START Material for the task

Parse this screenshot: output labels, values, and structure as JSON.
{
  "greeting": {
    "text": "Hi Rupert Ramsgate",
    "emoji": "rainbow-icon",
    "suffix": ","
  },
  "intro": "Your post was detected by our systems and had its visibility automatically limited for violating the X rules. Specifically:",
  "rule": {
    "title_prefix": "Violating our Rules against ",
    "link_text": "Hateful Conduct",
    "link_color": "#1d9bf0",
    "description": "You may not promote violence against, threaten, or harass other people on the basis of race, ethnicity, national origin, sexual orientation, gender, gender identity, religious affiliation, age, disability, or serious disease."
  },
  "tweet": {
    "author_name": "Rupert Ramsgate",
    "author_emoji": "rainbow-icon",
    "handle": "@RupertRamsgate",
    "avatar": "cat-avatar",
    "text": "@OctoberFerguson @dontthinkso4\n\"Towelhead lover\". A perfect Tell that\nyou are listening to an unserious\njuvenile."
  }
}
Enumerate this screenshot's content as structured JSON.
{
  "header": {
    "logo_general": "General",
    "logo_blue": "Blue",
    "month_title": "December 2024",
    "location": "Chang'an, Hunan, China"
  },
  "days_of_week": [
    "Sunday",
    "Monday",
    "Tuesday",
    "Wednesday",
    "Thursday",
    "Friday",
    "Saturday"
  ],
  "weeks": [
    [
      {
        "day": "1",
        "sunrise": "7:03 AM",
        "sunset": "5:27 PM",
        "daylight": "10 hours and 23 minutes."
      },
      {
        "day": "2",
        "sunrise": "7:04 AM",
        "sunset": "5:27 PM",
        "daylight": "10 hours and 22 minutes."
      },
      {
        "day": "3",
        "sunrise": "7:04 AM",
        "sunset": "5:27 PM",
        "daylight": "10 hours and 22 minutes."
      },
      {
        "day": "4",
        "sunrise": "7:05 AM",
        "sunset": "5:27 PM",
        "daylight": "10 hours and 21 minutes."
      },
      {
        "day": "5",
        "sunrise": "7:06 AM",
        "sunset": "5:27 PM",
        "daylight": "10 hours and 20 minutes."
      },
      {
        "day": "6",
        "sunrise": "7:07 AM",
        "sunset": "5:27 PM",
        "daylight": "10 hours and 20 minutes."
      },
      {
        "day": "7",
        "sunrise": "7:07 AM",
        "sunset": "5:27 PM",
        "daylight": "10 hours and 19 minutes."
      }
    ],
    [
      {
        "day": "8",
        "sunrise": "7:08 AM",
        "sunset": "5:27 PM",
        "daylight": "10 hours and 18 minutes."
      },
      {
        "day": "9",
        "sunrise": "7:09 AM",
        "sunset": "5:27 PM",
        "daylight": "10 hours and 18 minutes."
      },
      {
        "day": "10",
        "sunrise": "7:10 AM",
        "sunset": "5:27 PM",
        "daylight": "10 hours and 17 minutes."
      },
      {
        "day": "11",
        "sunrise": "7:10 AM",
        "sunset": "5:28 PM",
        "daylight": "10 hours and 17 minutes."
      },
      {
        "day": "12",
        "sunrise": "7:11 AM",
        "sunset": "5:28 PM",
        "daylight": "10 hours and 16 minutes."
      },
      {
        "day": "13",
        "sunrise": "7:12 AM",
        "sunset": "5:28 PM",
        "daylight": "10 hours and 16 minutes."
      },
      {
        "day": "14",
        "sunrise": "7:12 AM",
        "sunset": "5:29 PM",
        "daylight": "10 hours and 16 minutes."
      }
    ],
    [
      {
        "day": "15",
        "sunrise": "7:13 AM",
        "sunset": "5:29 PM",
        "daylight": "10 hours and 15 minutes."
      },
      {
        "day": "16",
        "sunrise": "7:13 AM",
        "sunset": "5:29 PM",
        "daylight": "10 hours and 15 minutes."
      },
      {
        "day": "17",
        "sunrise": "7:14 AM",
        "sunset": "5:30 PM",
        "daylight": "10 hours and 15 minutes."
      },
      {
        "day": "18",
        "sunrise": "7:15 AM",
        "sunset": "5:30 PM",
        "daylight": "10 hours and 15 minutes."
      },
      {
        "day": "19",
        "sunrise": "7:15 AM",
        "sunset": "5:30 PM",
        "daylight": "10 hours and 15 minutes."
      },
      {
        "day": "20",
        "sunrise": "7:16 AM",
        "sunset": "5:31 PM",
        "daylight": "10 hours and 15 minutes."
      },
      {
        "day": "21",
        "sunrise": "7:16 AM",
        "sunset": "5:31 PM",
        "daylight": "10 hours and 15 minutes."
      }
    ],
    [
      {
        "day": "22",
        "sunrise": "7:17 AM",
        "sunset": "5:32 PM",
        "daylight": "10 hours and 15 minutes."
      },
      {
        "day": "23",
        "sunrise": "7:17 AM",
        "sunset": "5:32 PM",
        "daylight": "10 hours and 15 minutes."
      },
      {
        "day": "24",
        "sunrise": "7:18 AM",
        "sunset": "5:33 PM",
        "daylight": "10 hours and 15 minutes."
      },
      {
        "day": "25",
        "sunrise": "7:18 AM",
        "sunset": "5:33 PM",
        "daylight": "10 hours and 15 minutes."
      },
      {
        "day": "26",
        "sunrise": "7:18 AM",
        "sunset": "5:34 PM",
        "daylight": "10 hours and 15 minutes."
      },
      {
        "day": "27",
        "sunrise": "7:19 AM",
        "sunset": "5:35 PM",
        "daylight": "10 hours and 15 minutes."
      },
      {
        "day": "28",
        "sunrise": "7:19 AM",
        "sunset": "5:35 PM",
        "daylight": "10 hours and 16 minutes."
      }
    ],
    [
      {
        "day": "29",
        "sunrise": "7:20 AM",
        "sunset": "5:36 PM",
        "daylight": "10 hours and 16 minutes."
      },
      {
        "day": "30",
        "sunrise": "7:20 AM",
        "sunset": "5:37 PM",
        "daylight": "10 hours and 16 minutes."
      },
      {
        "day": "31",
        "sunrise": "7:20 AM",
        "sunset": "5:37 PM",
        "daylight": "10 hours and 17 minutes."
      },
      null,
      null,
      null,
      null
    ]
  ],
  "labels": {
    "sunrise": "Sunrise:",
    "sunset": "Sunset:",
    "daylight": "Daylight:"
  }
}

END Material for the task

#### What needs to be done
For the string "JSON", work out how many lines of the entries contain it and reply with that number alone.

#### The completed task
2